Karen Knorr at the Fox Talbot Museum

Another Way of Telling

May 26 – September 9, 2018
10:30am – 5pm Daily

Artist Reception June 8, 2018

Fox Talbot Museum
Lacock, Chippenham
SN15 2LG

Karen Knorr presents new work from India and Japan for the first time in a UK museum dedicated to photography and its invention by Fox Talbot.

The photographic work of Karen Knorr is the Fox Talbot Museum’s second exhibition in the 2018 Women and Power celebration. Her work arises out of cultural research she undertakes and is in response to traditions, materials, furniture and ways of living.

India Song: Karen Knorr celebrates the rich visual culture, the foundation myths and stories of India, such as the Ramayana focusing on Rajasthan using sacred and secular sites to consider caste, femininity and its relationship to the animal world. Interiors are painstakingly photographed with a large format analogue camera and high resolution digital cameras . Live animals photographed are inserted into the architectural sites, fusing high resolution digital with analogue photography. Animals photographed in sanctuaries, zoos and cities are placed digitally into palaces, mausoleums, temples and holy sites, interrogate Indian cultural heritage and rigid hierarchies. Cranes, zebus, langurs, tigers and elephants mutate from princely pets to avatars of past feminine historic characters, blurring boundaries between reality and illusion and reinventing the ancient Panchatantra tales for the 21st century.

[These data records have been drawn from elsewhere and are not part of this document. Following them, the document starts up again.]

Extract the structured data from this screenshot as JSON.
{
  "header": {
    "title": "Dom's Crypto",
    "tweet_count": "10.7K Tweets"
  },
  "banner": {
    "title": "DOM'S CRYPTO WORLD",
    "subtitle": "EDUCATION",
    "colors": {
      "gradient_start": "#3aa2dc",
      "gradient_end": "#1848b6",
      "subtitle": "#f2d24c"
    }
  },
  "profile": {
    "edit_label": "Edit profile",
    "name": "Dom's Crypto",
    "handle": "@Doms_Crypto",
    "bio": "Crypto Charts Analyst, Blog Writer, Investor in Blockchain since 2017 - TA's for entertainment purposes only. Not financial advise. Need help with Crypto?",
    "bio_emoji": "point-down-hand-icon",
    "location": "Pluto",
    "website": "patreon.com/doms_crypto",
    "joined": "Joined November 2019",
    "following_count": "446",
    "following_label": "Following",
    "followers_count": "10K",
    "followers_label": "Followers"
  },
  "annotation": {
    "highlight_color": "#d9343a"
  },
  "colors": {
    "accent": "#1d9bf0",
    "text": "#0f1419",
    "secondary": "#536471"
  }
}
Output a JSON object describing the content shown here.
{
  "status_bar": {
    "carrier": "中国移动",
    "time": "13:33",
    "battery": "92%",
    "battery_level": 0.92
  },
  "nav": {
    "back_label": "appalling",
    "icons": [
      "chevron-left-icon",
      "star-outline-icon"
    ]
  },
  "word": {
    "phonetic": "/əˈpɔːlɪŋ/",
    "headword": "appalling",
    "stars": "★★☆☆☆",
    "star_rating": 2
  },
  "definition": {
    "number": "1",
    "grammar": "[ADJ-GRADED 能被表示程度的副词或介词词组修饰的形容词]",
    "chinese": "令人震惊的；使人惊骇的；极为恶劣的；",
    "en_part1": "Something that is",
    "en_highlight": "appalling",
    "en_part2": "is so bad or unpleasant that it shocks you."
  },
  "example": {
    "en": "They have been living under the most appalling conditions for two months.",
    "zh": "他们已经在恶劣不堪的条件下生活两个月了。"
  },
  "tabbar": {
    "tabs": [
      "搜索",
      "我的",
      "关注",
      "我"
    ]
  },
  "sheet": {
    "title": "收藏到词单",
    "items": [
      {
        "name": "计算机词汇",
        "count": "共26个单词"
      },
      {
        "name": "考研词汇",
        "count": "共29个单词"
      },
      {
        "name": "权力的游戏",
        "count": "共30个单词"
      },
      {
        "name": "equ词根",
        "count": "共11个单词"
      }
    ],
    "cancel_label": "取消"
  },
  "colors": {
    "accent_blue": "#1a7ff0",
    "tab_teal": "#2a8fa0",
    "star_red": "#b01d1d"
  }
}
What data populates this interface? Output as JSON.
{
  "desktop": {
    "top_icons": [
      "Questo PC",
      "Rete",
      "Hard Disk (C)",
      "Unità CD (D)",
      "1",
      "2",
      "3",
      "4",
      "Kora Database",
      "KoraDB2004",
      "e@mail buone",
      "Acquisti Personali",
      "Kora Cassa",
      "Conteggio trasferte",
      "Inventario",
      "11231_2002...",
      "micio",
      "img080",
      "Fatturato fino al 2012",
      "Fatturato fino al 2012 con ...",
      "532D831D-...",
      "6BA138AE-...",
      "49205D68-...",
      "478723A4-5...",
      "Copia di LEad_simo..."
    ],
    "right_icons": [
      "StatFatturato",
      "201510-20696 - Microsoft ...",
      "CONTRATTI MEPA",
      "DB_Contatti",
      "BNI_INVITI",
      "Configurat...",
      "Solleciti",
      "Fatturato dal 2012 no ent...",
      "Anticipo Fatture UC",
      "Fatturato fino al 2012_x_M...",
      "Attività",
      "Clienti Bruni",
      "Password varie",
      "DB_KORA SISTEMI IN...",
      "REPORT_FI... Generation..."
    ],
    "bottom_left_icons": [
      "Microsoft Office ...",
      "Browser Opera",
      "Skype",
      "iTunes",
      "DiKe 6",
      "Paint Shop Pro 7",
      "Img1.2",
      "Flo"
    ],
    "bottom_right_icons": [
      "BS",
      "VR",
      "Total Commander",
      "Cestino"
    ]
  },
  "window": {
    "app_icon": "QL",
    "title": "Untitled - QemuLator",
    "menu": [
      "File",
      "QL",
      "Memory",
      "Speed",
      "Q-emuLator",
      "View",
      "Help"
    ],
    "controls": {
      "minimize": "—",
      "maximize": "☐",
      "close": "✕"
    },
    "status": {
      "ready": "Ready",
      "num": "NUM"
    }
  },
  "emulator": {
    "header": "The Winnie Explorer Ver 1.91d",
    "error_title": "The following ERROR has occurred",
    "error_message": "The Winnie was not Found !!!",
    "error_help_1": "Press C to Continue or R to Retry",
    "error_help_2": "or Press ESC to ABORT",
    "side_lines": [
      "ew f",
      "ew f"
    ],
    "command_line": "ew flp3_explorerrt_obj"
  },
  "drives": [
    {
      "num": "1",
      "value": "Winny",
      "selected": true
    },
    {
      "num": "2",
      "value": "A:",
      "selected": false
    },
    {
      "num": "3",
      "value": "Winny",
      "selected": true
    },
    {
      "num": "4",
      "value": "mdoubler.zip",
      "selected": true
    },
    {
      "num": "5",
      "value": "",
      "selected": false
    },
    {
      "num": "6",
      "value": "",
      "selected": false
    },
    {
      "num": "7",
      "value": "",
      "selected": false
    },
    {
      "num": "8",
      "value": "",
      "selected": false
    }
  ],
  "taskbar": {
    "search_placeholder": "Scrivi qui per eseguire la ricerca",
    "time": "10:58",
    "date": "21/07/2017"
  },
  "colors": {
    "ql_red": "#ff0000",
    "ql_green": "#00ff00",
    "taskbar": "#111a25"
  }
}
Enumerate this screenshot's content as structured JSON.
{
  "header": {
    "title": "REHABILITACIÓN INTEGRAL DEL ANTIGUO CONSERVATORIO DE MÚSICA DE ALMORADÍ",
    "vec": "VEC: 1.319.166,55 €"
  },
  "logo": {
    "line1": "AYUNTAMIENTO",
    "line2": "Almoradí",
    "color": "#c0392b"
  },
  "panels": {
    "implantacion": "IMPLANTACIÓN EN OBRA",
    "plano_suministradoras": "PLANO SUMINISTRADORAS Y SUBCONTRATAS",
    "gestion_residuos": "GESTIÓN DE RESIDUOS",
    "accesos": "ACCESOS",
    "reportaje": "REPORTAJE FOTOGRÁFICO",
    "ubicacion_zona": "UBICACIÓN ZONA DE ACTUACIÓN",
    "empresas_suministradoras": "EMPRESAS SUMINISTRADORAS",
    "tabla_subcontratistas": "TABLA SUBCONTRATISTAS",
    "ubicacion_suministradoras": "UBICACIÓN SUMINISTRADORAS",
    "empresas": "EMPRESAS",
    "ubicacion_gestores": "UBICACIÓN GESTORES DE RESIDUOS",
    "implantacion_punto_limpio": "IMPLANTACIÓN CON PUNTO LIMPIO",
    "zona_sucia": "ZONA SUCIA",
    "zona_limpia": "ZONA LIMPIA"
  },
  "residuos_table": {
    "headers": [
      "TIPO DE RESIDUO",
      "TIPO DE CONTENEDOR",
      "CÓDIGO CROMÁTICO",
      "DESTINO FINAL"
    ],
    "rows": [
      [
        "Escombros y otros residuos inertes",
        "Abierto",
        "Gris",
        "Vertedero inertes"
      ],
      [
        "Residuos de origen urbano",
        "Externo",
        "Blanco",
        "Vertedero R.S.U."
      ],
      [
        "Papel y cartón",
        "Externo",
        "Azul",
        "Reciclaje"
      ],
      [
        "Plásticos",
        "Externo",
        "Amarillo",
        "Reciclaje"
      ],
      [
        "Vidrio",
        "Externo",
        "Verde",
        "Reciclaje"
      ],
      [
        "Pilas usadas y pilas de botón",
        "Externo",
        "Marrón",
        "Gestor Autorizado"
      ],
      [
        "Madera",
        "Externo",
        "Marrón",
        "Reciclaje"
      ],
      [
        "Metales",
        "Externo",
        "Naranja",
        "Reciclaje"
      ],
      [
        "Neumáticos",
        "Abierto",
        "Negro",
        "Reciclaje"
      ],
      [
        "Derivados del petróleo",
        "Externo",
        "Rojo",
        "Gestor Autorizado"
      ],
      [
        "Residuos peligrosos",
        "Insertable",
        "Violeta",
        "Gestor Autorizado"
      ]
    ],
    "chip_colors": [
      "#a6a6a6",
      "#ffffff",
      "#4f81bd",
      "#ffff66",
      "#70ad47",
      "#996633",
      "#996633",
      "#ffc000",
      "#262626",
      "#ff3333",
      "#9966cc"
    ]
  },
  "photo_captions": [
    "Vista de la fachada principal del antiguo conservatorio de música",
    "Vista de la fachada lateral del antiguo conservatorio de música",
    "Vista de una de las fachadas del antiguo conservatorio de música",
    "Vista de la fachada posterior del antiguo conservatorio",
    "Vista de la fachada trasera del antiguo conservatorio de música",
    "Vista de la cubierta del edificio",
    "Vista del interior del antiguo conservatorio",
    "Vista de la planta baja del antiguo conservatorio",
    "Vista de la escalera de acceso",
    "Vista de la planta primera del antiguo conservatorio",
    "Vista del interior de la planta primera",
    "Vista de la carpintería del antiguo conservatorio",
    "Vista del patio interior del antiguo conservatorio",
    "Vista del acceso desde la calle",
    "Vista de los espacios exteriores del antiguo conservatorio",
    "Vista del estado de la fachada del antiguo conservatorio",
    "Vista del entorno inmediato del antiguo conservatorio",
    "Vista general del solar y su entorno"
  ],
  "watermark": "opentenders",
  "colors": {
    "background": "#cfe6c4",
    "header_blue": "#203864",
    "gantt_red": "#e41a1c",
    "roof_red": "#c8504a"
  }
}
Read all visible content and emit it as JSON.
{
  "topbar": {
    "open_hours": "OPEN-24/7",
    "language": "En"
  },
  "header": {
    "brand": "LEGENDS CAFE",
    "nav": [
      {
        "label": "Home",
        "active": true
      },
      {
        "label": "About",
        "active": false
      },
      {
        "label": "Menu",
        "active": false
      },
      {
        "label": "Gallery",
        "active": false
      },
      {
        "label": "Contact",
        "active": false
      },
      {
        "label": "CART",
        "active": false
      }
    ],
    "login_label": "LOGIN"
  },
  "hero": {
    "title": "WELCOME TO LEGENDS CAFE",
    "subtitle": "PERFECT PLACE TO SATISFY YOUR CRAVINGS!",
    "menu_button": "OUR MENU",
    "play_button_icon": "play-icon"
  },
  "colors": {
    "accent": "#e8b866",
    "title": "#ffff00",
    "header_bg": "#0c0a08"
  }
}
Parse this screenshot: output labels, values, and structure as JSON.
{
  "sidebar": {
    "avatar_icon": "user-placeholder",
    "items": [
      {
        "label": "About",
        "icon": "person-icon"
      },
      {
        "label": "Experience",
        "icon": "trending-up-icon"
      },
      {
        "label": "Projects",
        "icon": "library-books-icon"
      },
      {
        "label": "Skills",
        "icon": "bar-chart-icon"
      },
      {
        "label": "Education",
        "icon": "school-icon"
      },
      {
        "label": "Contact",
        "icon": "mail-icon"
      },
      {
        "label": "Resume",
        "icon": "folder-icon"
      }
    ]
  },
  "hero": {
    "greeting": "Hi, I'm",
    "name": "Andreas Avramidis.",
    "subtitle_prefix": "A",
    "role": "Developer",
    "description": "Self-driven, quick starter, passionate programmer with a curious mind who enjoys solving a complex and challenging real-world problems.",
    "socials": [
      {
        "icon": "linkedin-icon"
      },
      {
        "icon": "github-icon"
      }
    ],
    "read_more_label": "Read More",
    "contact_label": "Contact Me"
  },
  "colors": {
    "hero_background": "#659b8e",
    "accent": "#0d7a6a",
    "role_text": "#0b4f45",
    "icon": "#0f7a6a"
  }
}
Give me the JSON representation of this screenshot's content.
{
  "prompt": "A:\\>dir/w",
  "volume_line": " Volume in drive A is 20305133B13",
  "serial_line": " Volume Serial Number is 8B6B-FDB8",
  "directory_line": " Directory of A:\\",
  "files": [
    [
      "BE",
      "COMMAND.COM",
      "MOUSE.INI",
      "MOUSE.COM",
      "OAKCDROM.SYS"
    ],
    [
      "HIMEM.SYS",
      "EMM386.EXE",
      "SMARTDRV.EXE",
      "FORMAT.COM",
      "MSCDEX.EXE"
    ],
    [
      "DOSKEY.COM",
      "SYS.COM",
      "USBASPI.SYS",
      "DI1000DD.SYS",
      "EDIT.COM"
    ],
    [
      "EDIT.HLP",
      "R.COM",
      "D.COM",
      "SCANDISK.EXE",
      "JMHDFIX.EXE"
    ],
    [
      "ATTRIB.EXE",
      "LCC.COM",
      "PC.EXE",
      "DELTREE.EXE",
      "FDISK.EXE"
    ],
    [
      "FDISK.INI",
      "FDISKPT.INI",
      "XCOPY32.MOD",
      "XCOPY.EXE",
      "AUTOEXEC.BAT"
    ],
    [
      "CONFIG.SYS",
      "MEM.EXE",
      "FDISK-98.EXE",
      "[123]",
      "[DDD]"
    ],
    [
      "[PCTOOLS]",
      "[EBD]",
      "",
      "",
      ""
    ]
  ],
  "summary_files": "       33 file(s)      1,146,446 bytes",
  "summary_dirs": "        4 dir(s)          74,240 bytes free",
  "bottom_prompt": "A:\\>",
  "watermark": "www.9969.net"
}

Monogatari: Undertaken in Daitoku-ji’s Obai-in temple, this work is part of Knorr’s ongoing series titled “Monogatari,” a piece inspired by the artist’s reflection of Japan’s cultural heritage and the wabi-sabi aesthetic (a Japanese sense of beauty that emphasizes simplicity and imperfection) during her travels through the country in 2012. Themes include animal life, Japanese cultural heritage, and myths; especially those of animals appearing in the temple and shrine architecture of Tokyo, Nara, and Kyoto, and those featured in the Tale of Genji. Knorr’s work also introduces animals that personify ghosts and supernatural monsters belonging to local folklore. Women wearing kimonos also appear to symbolize the omnipresence of tradition.